Alaffia was founded in 2003 by a man from West Africa and a woman from Washington state. Profits go towards empowerment projects to battle poverty in Togo, Africa.
The ingredients are 100% certified Fair Trade. There are no artificial fragrances, sulfates, or parabens in the bottle. What’s more, the shampoo is biodegradable and vegan.
While all those details are important, you might want to know how well the shampoo works for babies.
For one, parents appreciate the natural lavender and lemon scent. It’s calming for them and their infant.
Next, the body wash is mild enough for daily use as it hydrates the skin and hair.
Lastly, neem leaf and lemon balm reduce inflammation and itchiness.
Babyology – 100% Edible Ingredients – Baby Wash & Shampoo
It was only a matter of time until someone came up with an edible shampoo.

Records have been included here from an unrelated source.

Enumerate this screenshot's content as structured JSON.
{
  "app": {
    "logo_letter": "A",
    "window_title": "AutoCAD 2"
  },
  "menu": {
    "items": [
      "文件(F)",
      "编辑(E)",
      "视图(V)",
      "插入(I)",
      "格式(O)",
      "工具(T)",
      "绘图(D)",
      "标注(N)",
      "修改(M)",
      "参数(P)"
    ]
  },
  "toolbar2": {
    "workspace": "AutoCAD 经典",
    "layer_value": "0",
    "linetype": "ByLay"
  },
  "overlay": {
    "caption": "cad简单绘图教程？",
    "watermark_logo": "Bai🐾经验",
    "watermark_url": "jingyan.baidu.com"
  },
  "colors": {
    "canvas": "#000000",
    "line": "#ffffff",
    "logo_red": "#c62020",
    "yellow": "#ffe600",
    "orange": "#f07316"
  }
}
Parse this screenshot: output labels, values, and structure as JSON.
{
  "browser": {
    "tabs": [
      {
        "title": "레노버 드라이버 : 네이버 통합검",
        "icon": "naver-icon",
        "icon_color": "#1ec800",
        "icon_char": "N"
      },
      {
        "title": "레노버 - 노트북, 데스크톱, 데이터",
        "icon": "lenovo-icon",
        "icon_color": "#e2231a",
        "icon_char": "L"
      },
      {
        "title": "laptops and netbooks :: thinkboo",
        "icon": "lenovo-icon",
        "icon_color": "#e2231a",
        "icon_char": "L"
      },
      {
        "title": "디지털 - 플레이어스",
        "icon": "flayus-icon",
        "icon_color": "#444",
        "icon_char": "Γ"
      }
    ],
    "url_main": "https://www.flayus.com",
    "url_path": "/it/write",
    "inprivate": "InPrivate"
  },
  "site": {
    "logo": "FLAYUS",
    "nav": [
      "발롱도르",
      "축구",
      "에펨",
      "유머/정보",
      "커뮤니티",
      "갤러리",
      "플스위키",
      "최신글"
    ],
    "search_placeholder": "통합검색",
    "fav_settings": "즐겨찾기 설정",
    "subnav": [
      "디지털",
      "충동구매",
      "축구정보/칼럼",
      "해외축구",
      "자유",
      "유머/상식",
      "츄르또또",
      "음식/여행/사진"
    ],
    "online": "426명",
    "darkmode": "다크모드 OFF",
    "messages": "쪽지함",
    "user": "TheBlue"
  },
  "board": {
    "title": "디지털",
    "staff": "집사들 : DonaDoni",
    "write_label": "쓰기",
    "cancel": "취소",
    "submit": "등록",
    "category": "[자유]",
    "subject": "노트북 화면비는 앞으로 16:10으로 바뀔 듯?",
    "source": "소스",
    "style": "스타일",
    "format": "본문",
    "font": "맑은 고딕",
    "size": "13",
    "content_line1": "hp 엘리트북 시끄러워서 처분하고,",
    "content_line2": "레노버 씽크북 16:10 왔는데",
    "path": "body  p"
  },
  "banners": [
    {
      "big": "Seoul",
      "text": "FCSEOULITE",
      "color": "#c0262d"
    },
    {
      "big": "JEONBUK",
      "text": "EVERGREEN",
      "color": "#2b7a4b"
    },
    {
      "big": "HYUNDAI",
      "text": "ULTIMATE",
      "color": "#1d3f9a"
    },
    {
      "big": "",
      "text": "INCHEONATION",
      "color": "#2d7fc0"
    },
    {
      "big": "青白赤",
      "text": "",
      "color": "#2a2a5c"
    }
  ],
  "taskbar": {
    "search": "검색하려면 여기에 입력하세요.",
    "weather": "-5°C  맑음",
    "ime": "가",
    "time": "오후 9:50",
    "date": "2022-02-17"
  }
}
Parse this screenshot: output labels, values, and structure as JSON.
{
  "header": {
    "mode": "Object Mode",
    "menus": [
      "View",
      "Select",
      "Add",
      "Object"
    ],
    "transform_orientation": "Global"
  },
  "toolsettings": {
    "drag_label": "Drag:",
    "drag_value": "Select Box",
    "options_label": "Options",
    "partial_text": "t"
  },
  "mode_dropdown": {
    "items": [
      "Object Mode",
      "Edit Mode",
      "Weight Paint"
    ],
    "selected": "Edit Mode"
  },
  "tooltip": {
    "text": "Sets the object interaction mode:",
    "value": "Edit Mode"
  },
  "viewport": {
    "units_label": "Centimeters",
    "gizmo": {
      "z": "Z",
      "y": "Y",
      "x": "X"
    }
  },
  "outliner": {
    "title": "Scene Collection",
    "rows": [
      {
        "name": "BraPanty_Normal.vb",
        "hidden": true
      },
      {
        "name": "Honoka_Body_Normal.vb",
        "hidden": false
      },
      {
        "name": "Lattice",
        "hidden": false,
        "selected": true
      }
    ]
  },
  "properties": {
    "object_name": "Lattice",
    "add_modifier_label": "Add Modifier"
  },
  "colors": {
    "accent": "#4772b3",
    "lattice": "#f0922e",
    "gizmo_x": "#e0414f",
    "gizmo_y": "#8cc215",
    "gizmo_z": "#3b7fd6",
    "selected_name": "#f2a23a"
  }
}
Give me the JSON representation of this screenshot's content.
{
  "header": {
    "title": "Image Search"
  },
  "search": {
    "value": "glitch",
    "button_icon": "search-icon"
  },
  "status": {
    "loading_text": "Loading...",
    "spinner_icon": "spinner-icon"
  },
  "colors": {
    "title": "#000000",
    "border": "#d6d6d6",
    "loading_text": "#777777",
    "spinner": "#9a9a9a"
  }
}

After all, how many times have you said that something smelled good enough to eat?
While I wouldn’t recommend eating this product, it’s both interesting and effective.
The tasty aroma comes from natural ingredients like rose water, oat, and coconut. There are no added perfumes, phthalates, dyes, or parabens.
It cleanses and hydrates the baby’s skin and hair to leave it silken.
In addition, the fact that the ingredients are safe to eat is good news. Newborn skin absorbs about half of what goes on it.
Elizabeth Parker Naturals Cradle Cap Baby Shampoo
Have you ever noticed how often you see water as the first ingredient in shampoo?
This product lists organic aloe gel first. It doesn’t even have water in it.
The company explains that water would cheapen and weaken the shampoo.
The gentle formula won’t cause tears, but it will clear up cradle cap and treats psoriasis.
It’s pH-balanced at 5.5 to protect the skin from dryness. It also prevents brittle and tangled hair.
Some of the highlights include Manuka honey and cehami to treat inflammation.
Babo Botanicals Moisturizing Baby 2-in-1 Shampoo & Wash
Take note that Babo Botanicals recommends keeping this shampoo out of the baby’s eyes. They don’t label it as “tear-free.”
But it has colloidal oatmeal and calendula to treat scaly skin and eczema.
Also, there are no sulfates, gluten, soy, almonds, peanuts, or walnuts in it.
BareBaby Organics Organic Baby Shampoo
Here’s another baby shampoo without water in it. It starts with a base of organic aloe juice, then adds other organic extracts like cucumber, ginger, parsley, kiwi, and more.
Although it sounds like you’ll be bathing your child with a smoothie, this is a very good thing. Each ingredient is non-toxic, according to the EWG Skin Deep Database.
To be sure, the shampoo meets Whole Foods Premium Body Care Standards.
It’s full of essential vitamins, minerals, amino acids, and enzymes to heal and fortify the skin and hair.
MADE OF Foaming Organic Baby Wash and Shampoo
Here is a baby shampoo that the EWG rates as safe. It’s also NSF Organic Certified.
It turns out that the formula is 77% organic and 23% natural. Besides that, it’s free of nuts, soy, phthalates, parabens, sulfates, and artificial fragrances.
When you look at the label, you can figure out how this shampoo will clear up a dry scalp. It has glycerin to attract moisture.
Then, while calendula and comfrey soothe irritation, jojoba, and sunflower oil condition the skin.
Himalaya Gentle Baby Shampoo
Your baby’s hair and scalp need protein to stay healthy. This shampoo meets that need with chickpeas.
It also has hibiscus to soften the hair and conditions the skin. At the same time, rice extract makes those little curls grow strong and long.
It’s a no-tears formula that’s free of sulfates, parabens, silicone, and phthalates.
It may take a few washes, but these moisturizing baby shampoos will heal cradle cap.
They lather away the flakes and scales and moisturize the dry scalp.
If you found a baby wash here that helped your child, please tell us about it in the comments below.
1. https://www.mayoclinic.org/diseases-conditions/cradle-cap/diagnosis-treatment/drc-20350400 accessed February 18, 2020
2. https://www.webmd.com/parenting/baby/baths-hair-and-nails#2-3 published December 17, 2018, accessed February 18, 2020
3. https://www.medicaljournals.se/acta/content/html/10.2340/00015555-1531 by Saba M. Ali and Gil Yosipovitch, published January 16, 2013, accessed February 18, 2020